- Work to be completed -
Verbatim copy without images: return all of the data as it stands.

- Records for this exercise -
☆ ☆ ☆
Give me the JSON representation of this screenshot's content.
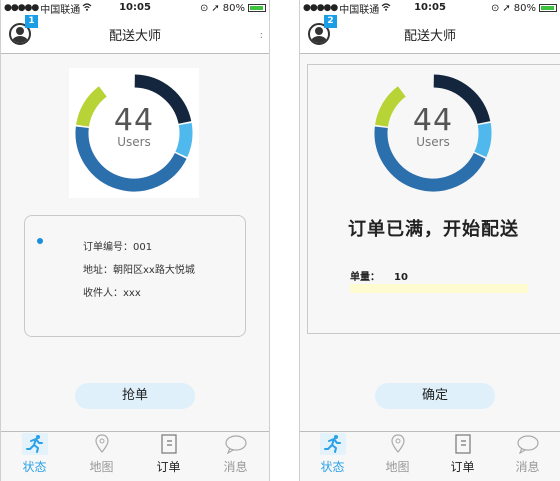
{
  "status_bar": {
    "carrier": "中国联通",
    "time": "10:05",
    "battery": "80%"
  },
  "app_title": "配送大师",
  "screens": [
    {
      "badge": "1"
    },
    {
      "badge": "2"
    }
  ],
  "donut": {
    "value": "44",
    "label": "Users",
    "segments": [
      {
        "color": "#14263d",
        "fraction": 0.22
      },
      {
        "color": "#4fb8ec",
        "fraction": 0.1
      },
      {
        "color": "#2b6fac",
        "fraction": 0.45
      },
      {
        "color": "#b8d336",
        "fraction": 0.13
      }
    ]
  },
  "order": {
    "number": "订单编号：001",
    "address": "地址：朝阳区xx路大悦城",
    "recipient": "收件人：xxx"
  },
  "grab_button": "抢单",
  "full": {
    "title": "订单已满，开始配送",
    "qty_label": "单量：",
    "qty_value": "10"
  },
  "confirm_button": "确定",
  "tabs": [
    {
      "label": "状态",
      "icon": "runner-icon"
    },
    {
      "label": "地图",
      "icon": "map-pin-icon"
    },
    {
      "label": "订单",
      "icon": "order-list-icon"
    },
    {
      "label": "消息",
      "icon": "chat-bubble-icon"
    }
  ],
  "colors": {
    "accent": "#2aa1e8",
    "badge": "#1a9ee6",
    "button_bg": "#dff0fb",
    "battery": "#3cc23c"
  }
}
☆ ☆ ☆
- Response below -
Give me the JSON representation of this screenshot's content.
{
  "status_bar": {
    "carrier": "中国联通",
    "time": "10:05",
    "battery": "80%"
  },
  "app_title": "配送大师",
  "screens": [
    {
      "badge": "1"
    },
    {
      "badge": "2"
    }
  ],
  "donut": {
    "value": "44",
    "label": "Users",
    "segments": [
      {
        "color": "#14263d",
        "fraction": 0.22
      },
      {
        "color": "#4fb8ec",
        "fraction": 0.1
      },
      {
        "color": "#2b6fac",
        "fraction": 0.45
      },
      {
        "color": "#b8d336",
        "fraction": 0.13
      }
    ]
  },
  "order": {
    "number": "订单编号：001",
    "address": "地址：朝阳区xx路大悦城",
    "recipient": "收件人：xxx"
  },
  "grab_button": "抢单",
  "full": {
    "title": "订单已满，开始配送",
    "qty_label": "单量：",
    "qty_value": "10"
  },
  "confirm_button": "确定",
  "tabs": [
    {
      "label": "状态",
      "icon": "runner-icon"
    },
    {
      "label": "地图",
      "icon": "map-pin-icon"
    },
    {
      "label": "订单",
      "icon": "order-list-icon"
    },
    {
      "label": "消息",
      "icon": "chat-bubble-icon"
    }
  ],
  "colors": {
    "accent": "#2aa1e8",
    "badge": "#1a9ee6",
    "button_bg": "#dff0fb",
    "battery": "#3cc23c"
  }
}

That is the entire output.